THE PROBLEM: In the entries below, filter for the word "JSON" and copy every matching line.

App and web page records:

*** Begin section ***

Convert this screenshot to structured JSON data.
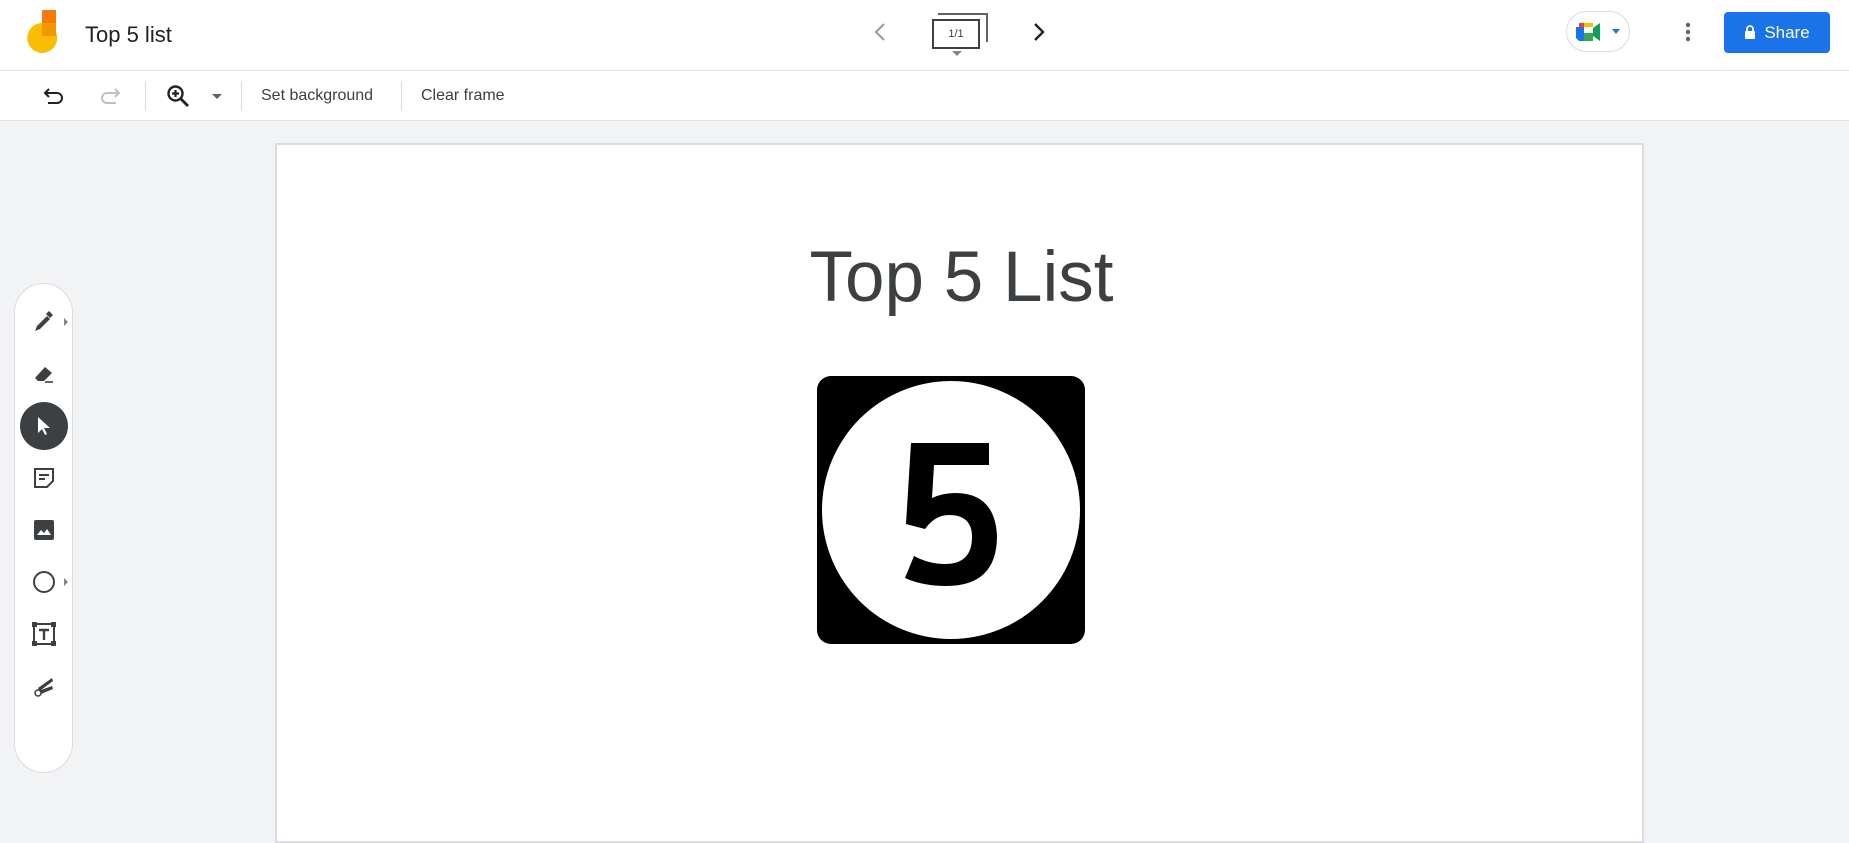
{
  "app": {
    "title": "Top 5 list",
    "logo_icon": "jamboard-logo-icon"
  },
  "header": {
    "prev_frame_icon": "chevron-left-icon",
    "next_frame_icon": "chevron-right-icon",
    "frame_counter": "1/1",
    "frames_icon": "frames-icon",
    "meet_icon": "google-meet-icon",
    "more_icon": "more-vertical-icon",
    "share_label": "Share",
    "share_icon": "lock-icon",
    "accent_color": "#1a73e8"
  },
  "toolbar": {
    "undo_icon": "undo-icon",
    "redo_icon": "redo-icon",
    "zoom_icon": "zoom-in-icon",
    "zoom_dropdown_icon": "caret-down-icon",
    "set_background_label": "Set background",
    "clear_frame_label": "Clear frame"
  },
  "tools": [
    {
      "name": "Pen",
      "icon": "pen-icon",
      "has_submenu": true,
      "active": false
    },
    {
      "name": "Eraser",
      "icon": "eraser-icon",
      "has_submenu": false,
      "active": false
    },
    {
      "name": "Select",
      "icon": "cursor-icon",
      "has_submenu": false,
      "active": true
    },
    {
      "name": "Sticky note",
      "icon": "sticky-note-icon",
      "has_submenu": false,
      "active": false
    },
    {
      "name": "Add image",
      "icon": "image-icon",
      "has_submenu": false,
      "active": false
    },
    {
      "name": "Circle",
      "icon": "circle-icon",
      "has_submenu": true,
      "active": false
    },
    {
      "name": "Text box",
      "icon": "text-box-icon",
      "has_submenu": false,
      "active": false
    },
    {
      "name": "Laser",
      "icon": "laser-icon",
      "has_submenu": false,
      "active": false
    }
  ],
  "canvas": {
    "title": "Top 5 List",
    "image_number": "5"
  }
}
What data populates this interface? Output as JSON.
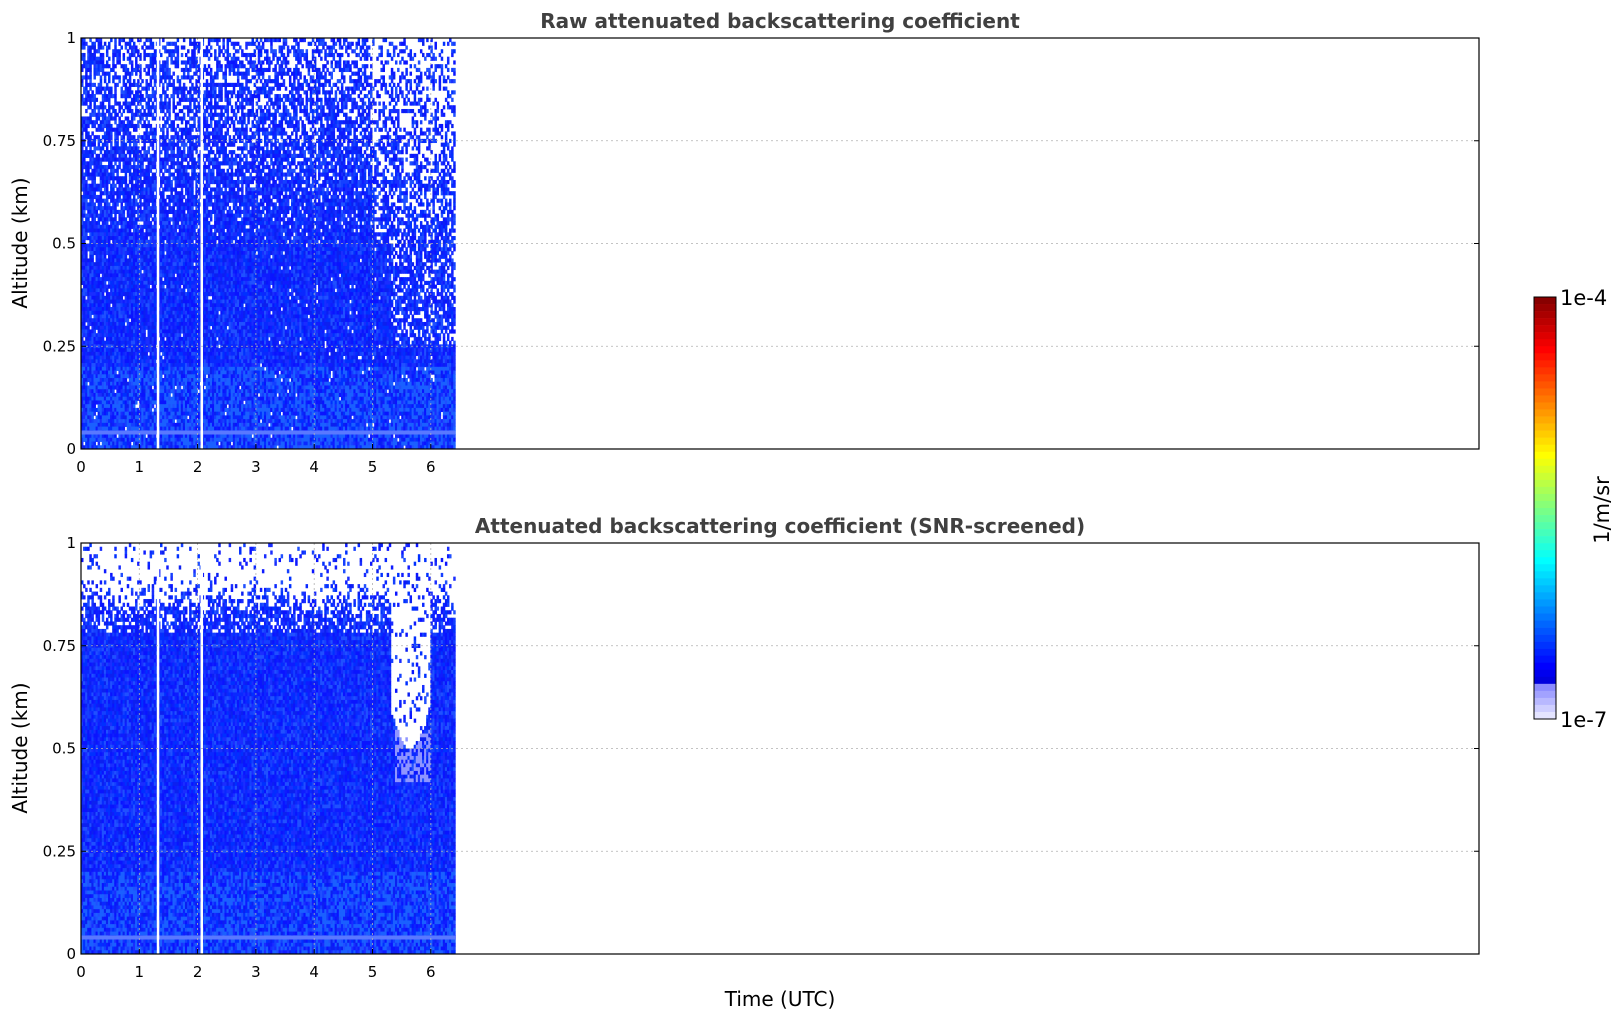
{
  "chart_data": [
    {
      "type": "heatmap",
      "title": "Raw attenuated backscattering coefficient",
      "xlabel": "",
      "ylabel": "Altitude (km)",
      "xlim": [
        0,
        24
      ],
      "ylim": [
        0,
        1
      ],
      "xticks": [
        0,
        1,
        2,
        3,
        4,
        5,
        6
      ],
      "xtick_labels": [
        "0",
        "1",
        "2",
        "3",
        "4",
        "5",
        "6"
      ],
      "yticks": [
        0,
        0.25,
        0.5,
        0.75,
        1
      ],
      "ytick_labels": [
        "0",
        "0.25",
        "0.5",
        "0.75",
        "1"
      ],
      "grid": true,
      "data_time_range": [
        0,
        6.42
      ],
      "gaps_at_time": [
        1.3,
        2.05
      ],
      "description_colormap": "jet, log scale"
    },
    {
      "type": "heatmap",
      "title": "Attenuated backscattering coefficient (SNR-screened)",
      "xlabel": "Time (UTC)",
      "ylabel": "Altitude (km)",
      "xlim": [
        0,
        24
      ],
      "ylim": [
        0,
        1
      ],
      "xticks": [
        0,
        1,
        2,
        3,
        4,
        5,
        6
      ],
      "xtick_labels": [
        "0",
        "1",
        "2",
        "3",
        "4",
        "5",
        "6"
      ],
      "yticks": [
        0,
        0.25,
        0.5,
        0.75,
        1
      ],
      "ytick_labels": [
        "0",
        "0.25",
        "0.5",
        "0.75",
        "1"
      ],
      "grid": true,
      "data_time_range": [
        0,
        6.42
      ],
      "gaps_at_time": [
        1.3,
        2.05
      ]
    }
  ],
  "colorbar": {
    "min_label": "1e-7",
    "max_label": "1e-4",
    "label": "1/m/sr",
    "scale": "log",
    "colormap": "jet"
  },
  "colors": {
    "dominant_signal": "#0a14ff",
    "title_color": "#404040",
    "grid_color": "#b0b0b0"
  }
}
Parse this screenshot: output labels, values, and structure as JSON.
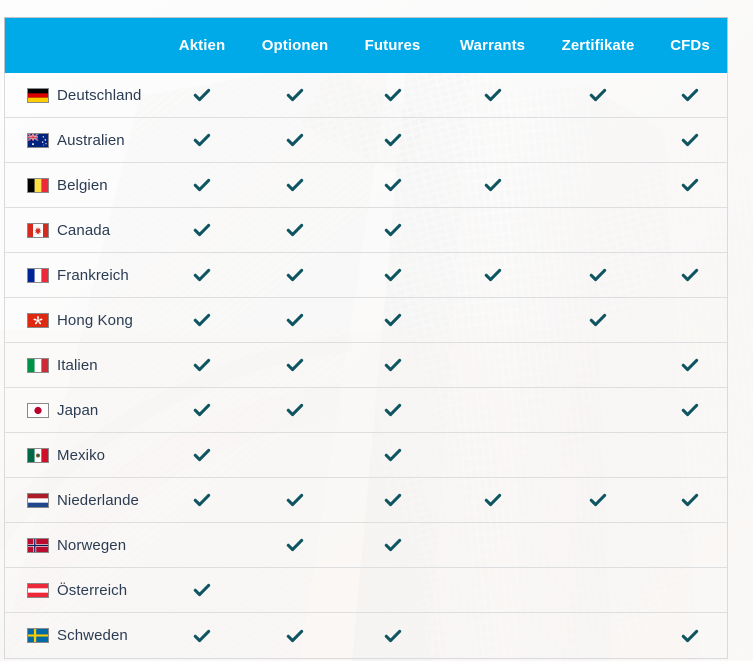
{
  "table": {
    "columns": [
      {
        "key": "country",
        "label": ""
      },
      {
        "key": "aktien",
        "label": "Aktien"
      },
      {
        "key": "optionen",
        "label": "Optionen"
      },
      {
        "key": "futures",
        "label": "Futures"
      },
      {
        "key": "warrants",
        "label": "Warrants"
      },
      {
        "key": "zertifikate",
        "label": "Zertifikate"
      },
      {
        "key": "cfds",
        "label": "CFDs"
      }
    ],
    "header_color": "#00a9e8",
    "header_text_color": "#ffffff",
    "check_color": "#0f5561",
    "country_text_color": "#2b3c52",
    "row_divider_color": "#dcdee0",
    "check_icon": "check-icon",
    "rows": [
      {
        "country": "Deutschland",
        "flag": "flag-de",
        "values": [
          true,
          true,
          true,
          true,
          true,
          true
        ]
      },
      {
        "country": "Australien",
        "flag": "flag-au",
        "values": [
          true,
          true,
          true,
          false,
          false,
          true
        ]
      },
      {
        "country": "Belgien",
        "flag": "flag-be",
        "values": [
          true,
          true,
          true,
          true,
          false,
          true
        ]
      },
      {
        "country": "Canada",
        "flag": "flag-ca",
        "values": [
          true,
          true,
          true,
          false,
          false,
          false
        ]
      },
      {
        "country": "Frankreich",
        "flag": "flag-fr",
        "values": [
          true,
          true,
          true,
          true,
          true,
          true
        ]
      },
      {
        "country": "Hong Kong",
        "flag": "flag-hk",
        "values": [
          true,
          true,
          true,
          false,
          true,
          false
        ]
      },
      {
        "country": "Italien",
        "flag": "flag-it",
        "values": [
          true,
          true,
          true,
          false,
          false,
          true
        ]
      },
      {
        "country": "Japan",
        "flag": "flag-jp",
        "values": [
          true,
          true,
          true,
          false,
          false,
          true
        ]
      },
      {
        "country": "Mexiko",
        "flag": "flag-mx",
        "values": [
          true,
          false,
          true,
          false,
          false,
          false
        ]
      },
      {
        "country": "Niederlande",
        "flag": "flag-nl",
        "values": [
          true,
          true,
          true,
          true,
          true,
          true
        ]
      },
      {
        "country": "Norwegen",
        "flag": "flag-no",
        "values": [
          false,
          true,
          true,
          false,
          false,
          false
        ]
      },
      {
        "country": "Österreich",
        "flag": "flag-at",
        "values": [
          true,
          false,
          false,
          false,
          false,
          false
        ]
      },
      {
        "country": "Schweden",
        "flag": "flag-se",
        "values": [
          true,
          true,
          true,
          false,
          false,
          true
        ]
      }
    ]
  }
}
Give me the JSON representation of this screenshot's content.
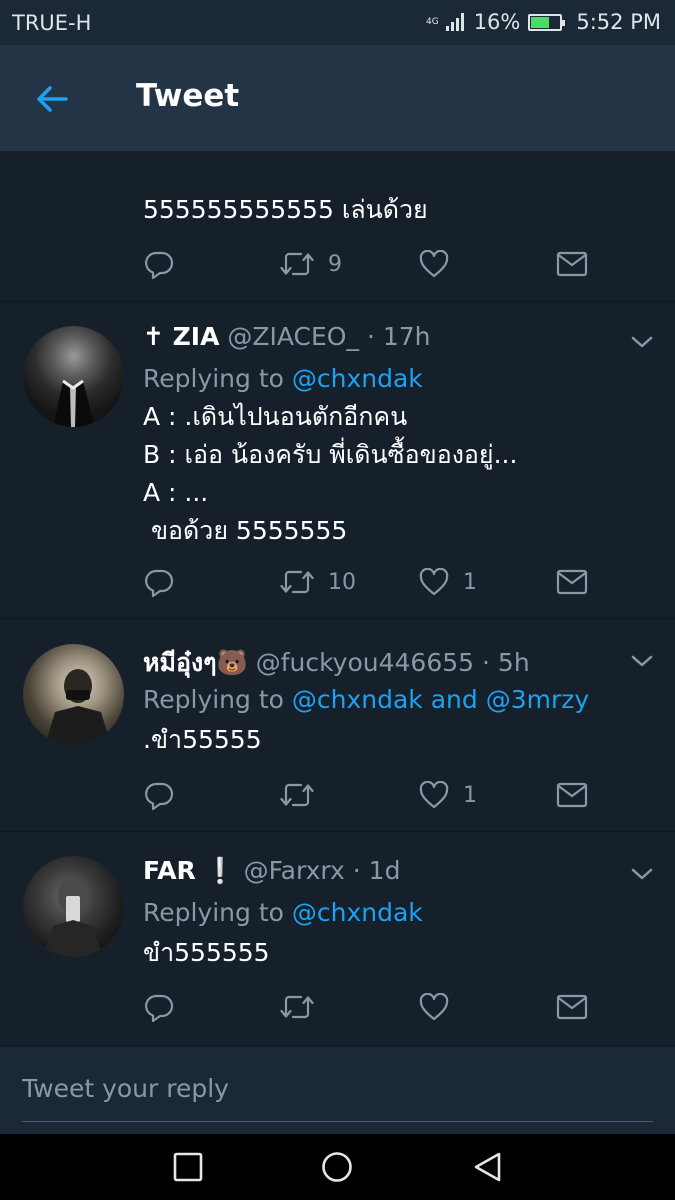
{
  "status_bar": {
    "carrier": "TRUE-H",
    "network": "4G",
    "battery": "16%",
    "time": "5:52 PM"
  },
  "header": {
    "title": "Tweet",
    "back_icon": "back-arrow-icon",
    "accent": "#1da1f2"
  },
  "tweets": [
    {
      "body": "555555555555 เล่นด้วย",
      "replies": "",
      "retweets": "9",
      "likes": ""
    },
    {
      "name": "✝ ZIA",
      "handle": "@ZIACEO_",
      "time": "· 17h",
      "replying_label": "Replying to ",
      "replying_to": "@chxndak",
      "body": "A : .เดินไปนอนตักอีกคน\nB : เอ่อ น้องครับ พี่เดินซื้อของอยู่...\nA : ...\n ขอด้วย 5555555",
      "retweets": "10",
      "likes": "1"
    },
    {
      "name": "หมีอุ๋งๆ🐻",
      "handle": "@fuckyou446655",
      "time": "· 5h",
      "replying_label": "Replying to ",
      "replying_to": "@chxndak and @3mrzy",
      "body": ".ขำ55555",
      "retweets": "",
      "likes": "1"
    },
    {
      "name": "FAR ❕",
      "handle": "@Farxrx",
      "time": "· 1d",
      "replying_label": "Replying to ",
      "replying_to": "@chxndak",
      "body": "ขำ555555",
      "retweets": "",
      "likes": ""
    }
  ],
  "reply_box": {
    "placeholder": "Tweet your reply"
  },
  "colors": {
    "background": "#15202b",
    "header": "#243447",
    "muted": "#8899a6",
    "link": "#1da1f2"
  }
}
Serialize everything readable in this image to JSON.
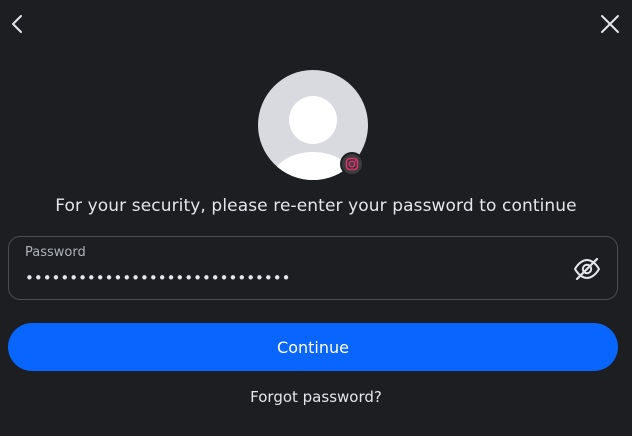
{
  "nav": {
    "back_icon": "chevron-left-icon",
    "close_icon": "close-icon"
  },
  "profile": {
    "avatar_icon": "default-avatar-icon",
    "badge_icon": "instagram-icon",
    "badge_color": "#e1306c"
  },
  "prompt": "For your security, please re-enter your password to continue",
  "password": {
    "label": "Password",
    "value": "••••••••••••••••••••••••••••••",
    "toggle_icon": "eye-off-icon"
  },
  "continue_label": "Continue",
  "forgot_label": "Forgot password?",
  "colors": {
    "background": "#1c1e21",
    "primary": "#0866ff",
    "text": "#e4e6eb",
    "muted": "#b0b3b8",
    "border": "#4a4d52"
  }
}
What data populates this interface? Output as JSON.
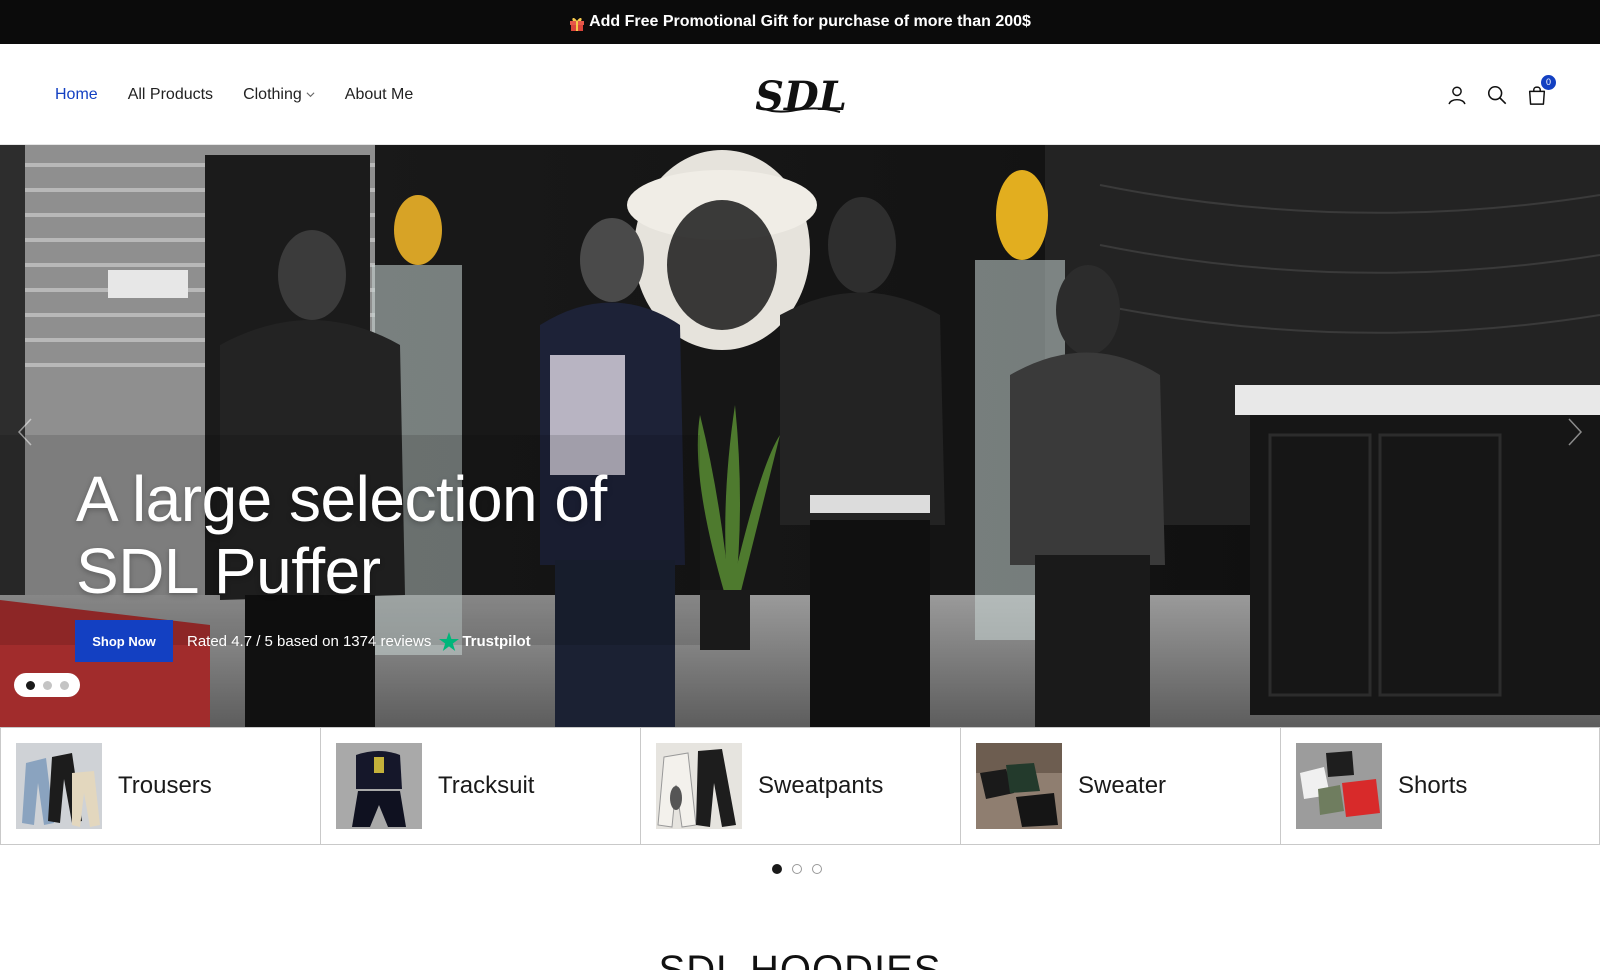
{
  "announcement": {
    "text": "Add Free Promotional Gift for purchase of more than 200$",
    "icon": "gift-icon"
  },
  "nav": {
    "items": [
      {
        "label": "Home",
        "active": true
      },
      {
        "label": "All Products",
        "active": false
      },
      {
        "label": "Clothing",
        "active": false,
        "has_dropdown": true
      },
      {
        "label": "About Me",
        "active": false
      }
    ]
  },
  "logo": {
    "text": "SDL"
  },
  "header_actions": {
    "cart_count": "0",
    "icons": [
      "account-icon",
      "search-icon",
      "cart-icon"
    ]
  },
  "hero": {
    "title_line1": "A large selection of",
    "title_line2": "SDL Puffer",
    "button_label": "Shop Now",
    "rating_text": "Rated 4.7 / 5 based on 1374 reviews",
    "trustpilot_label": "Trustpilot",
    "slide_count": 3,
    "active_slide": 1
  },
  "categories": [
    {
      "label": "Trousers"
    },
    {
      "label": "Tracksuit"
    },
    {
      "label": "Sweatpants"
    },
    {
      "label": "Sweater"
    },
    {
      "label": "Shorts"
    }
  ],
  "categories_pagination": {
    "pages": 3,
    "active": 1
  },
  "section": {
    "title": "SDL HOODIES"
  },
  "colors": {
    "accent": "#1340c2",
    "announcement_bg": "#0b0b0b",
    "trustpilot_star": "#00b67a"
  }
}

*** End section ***

EXERCISE ANSWER:
Convert this screenshot to structured JSON data.
What data populates this interface? Output as JSON.
Parse this screenshot: output labels, values, and structure as JSON.
Give me the JSON representation of this screenshot's content.
Serialize everything readable in this image to JSON.
What data populates this interface? Output as JSON.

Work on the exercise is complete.